When we had first arrived, we noted a swallow up on one of the nearby powerlines, and while we thought it may be a Northern Rough-winged Swallow, we couldn’t be sure due to the bad light. We got lucky though, as the little swallow decided to stick around and wait for us to come back, confirming our original ID. The browns and greys of the Rough-winged Swallow provides stunning contrast to the iridescent blue and bright white Tree Swallows we saw further down the path guarding a nest hole.

Rough-winged Swallow

Rough-winged Swallow

 

Another great week of birding down, and at least 6 more to go before the Spring Birding course wraps up for the year.

 

See you next week!

Lafarge Meadows – Finally!

Posted byDan Arndt

The final Sunday Morning excursion by the Friends of Fish Creek Winter Birding Course took us to Lafarge Meadows. After going there for the first time with the Fall course, I was looking forward to getting back there as the spring migrants began to filter through, and what a visit it was!

One of the birds that most non-birders consider a sure sign of spring, is the charismatic and well known American Robin, many of which were present and singing their spring song.

Another of the early migrants we were treated to at the beginning of the walk was the ever beautiful song of the aptly named Song Sparrow.

While the field marks weren’t easy to see from that distance, the song was so distinctive that there was no way you could mistake this bird for any other. Over at the boat launch we had some decent views of Common Mergansers (pictured below) and a pair of Lesser Scaup.

We then turned southward to head into LaFarge Meadows proper, checking a few of the ponds near the bridge where we found a few close-ups of some Lesser Scaup and American Wigeon.

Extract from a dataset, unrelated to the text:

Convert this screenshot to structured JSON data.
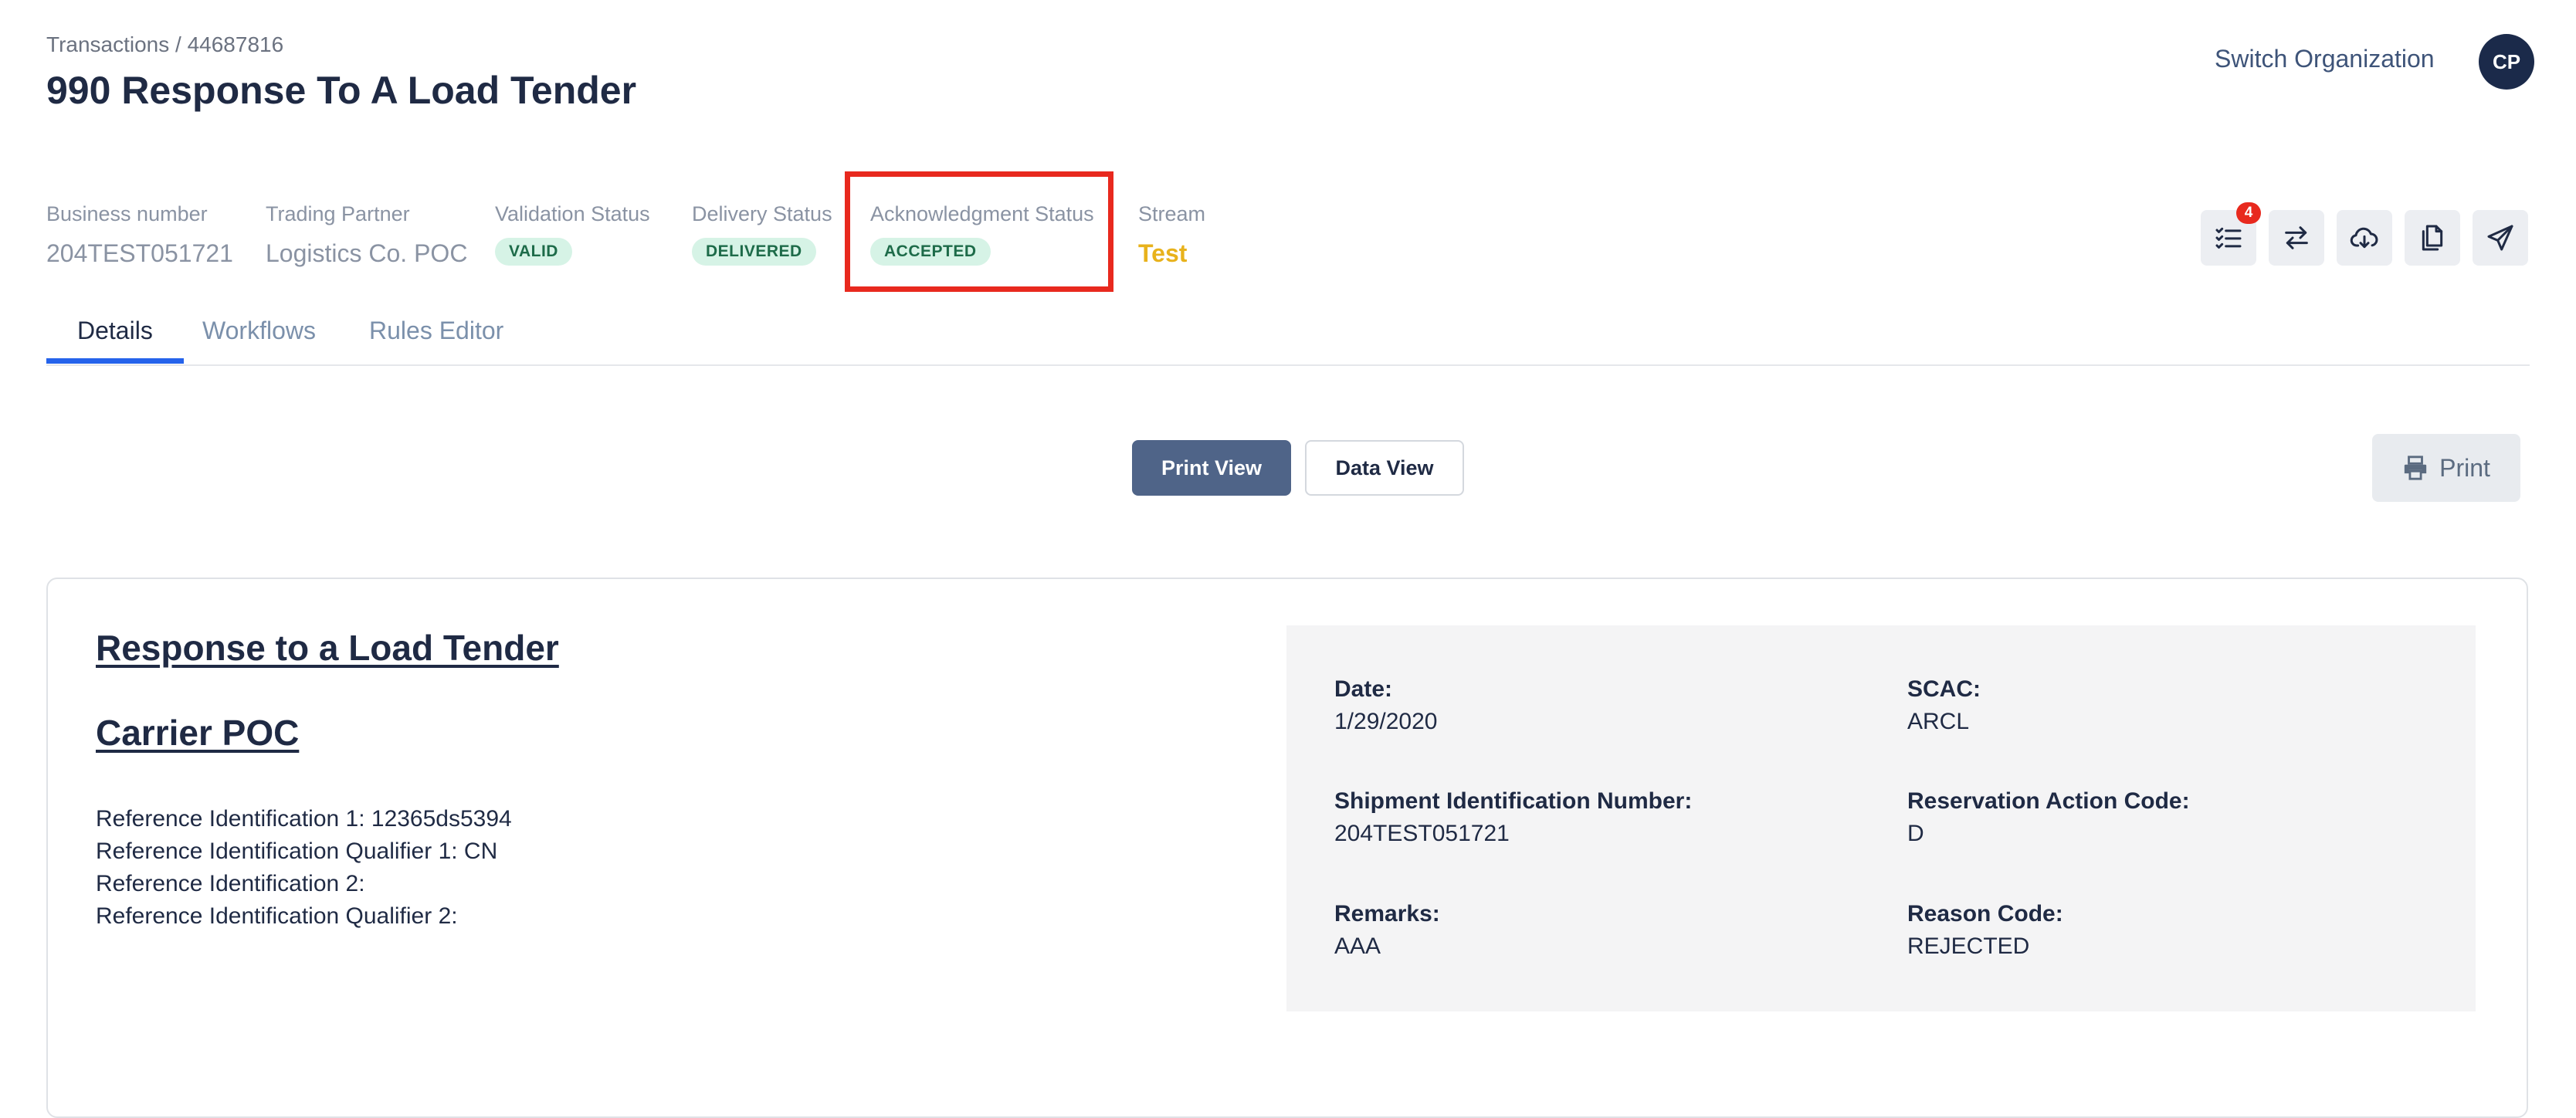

As we edged further south along the river, we took note of the huge numbers of gulls both along the river, and in the ponds along the west side that were still frozen, and were greeted by some nicely posing Herring Gulls on a gravel bar in the Bow River, as well as a small number of another new bird for the year, the Franklin’s Gull.

Finally, as we headed back north toward the beginning of our route, I spotted a small bird atop a nearby tree, thinking it may be another sparrow, or maybe even an early swallow species, but was immediately alerted to its identity by the single sharp note of its call, identifying itself as a Northern Shrike!

As we reached the vehicles, all of us were forlorn at the prospect that this was our last walk of the season with that particular group, but all attendees were looking forward to the next round of courses, starting up immediately the following week! Travel will keep me away for the first two weeks of the course, from which I will post some photos on my regular schedule, and but until then, good birding!

Photo Feathers: Common Goldeneye

Recently, I visited Southland Park in Southeast Calgary where I found this male Common Goldeneye drinking water on the Bow River, providing for some neat shots. The Common Goldeneye is a diving duck with a mostly white body, topped with a head that can be a visible green sheen when seen in the right light.

The white oval in between the male Common Goldeneye’s beak and his eye distinguishes him from the similar Barrow’s Goldeneye; which has a white crescent.

The first step is to lower his head into the water.

And lower…

He then tosses his head back so that the water runs down his throat.

He then swallows, repeating this method until he has quenched his thirst. This is how most birds drink.

 

Posted by Matthew Sim